◆ WHAT THE TASK REQUIRES:
All lines in the material containing the word "this" need to be copied.

**** SUPPLIED INFORMATION

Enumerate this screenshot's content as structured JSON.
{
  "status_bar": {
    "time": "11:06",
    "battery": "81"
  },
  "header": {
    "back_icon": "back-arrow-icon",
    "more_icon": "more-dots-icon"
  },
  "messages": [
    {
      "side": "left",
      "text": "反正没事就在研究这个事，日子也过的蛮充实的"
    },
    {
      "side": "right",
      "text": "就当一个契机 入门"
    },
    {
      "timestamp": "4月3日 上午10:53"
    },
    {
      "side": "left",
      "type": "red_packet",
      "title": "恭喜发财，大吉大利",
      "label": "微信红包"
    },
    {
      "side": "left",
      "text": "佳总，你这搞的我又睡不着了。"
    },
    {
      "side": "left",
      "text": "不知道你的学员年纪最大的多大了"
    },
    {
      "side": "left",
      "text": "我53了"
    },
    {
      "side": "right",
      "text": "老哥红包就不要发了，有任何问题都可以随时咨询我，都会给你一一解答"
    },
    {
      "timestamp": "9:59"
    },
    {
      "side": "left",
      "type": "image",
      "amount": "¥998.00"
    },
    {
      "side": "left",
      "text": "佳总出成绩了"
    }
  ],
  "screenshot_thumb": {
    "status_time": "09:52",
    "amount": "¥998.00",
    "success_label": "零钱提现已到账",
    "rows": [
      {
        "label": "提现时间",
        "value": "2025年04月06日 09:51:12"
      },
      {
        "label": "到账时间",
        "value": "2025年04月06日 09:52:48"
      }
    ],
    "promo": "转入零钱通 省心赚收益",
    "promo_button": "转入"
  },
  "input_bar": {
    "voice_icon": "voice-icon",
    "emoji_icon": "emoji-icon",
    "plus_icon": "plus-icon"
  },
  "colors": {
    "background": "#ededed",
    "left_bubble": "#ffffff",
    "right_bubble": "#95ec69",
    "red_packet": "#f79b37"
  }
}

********
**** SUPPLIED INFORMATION

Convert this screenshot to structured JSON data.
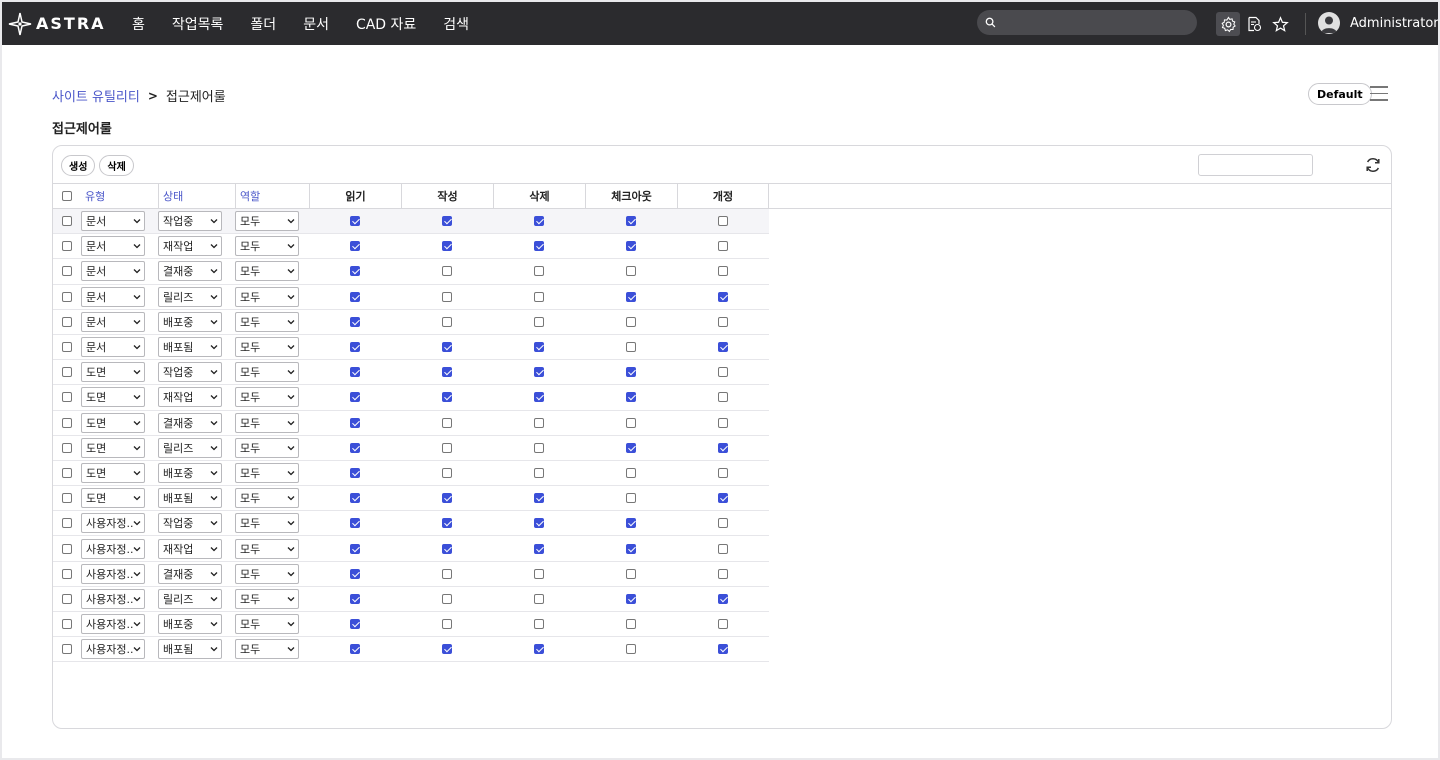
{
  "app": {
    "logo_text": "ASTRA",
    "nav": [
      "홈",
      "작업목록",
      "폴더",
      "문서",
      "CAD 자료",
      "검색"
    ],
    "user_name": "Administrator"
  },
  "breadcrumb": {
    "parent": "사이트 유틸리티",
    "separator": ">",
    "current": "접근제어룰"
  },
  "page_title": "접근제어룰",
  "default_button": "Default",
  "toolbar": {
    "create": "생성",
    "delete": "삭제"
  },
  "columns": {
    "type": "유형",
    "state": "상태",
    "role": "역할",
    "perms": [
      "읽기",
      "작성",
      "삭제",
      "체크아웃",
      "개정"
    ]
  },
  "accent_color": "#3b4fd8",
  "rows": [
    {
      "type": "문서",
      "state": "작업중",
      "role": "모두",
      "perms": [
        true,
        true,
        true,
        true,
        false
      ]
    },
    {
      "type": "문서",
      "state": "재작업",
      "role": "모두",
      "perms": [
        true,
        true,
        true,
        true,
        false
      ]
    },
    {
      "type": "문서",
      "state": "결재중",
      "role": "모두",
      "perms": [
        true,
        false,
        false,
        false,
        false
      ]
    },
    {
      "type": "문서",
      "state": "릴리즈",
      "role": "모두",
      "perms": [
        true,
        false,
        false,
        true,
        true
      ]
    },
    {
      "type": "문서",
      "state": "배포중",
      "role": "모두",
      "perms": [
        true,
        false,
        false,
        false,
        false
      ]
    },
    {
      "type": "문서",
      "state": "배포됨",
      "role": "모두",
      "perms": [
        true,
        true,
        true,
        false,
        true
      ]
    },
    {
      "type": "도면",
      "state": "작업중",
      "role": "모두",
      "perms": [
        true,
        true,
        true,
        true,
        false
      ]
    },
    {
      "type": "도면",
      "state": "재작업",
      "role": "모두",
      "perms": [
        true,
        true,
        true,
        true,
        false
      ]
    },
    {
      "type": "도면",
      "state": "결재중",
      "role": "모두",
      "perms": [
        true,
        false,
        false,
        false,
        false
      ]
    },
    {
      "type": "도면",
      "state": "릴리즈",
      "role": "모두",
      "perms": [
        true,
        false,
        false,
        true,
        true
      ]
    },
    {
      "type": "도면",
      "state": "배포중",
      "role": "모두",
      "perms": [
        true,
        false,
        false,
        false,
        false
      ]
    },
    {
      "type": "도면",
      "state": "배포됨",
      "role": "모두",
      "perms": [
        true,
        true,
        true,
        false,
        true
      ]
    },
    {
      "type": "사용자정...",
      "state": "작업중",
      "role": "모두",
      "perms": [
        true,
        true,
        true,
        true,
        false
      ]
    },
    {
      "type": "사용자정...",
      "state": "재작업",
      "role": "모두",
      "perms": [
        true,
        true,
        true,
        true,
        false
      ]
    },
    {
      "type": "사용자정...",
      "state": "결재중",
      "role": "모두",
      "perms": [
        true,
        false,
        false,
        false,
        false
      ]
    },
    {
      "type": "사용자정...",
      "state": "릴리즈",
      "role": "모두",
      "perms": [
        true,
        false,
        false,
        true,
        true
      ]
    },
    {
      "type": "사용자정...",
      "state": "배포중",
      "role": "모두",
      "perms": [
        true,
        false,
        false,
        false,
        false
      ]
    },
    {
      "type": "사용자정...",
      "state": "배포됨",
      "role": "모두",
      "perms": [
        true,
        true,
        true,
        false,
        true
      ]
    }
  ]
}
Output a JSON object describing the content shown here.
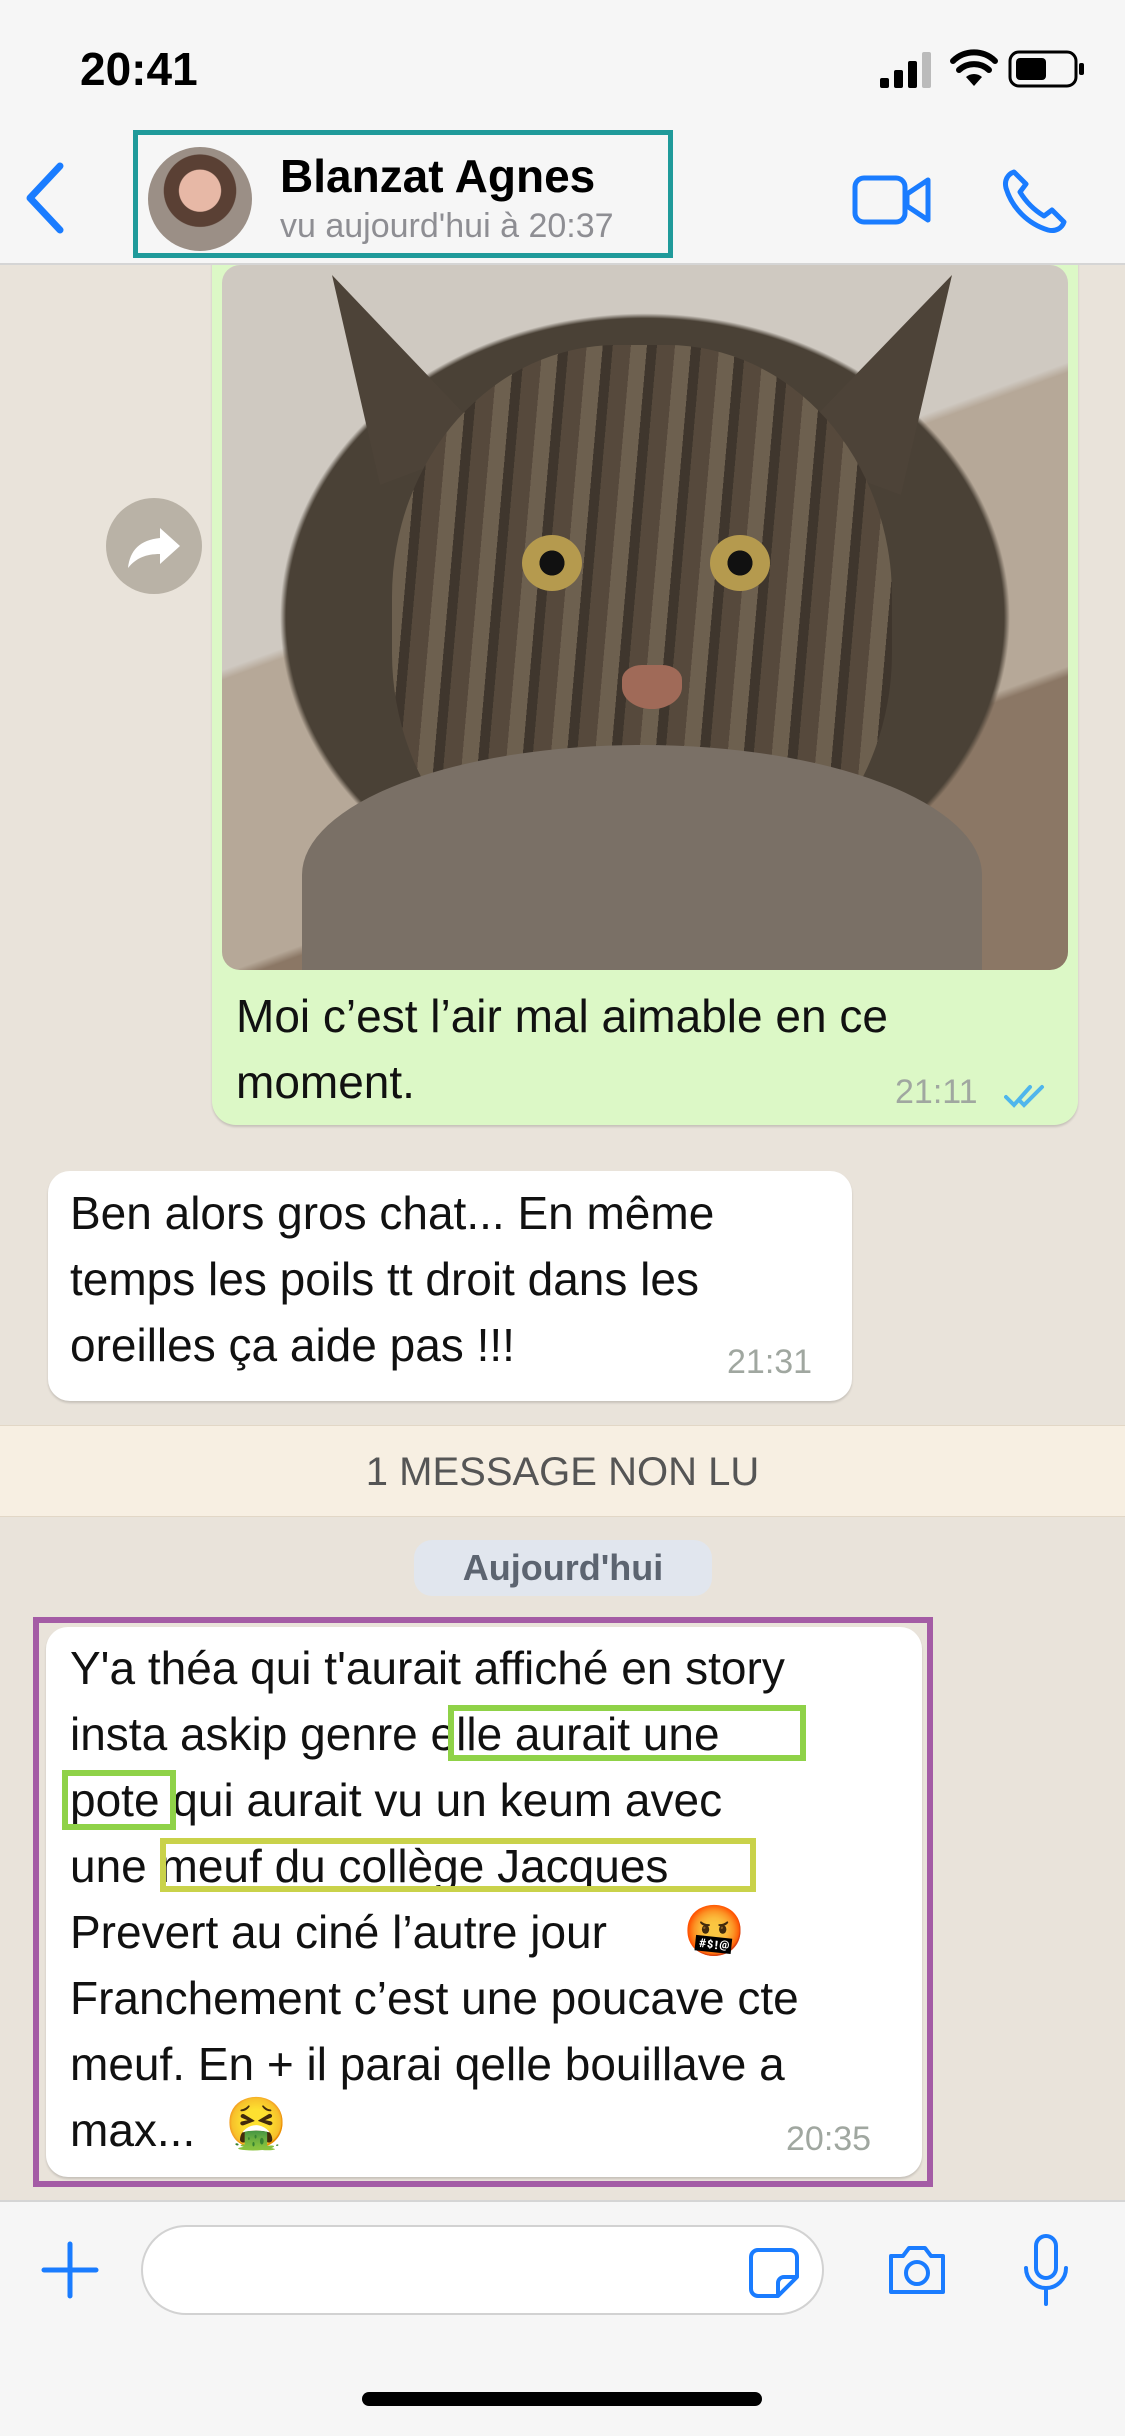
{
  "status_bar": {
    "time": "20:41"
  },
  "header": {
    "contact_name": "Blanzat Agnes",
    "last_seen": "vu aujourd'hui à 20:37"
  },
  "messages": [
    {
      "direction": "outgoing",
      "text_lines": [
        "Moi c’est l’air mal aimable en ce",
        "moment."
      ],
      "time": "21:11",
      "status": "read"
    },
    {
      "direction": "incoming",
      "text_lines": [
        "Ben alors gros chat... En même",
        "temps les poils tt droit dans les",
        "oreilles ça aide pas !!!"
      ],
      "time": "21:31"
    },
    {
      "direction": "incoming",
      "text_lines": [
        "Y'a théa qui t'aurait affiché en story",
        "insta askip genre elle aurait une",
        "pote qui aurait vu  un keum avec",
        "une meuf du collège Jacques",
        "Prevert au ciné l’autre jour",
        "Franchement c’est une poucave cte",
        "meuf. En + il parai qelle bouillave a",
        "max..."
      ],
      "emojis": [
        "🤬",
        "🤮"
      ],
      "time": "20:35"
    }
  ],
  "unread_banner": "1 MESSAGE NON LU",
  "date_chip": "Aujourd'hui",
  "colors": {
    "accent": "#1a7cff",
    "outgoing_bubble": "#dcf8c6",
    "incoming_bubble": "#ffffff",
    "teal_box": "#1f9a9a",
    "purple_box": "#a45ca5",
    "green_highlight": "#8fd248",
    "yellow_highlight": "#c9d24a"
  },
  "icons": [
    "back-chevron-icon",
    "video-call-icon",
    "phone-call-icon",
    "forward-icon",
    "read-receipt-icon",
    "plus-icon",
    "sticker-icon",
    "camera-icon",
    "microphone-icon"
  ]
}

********
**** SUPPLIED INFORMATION

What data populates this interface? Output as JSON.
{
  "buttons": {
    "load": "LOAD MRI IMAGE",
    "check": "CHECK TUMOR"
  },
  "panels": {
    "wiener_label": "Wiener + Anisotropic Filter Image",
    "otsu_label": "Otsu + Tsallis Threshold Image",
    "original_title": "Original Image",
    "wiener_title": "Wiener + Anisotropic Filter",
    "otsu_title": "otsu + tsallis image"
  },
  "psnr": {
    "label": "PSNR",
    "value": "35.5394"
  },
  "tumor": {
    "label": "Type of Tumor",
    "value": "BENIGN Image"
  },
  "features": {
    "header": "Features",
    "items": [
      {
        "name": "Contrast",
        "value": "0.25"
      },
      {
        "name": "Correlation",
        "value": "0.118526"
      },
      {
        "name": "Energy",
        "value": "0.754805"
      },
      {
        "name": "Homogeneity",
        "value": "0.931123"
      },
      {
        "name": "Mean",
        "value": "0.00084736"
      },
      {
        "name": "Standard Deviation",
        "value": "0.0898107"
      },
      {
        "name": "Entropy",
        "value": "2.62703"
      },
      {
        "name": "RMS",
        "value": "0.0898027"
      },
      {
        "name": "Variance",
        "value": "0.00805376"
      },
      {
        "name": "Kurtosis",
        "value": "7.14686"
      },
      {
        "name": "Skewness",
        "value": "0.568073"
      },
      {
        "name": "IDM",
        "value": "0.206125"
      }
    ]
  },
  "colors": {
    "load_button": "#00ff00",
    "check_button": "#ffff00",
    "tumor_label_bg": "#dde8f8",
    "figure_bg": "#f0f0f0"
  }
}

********

◆ RESULT:
Enumerate this screenshot's content as structured JSON.
Convert this screenshot to structured JSON data.
What data populates this interface? Output as JSON.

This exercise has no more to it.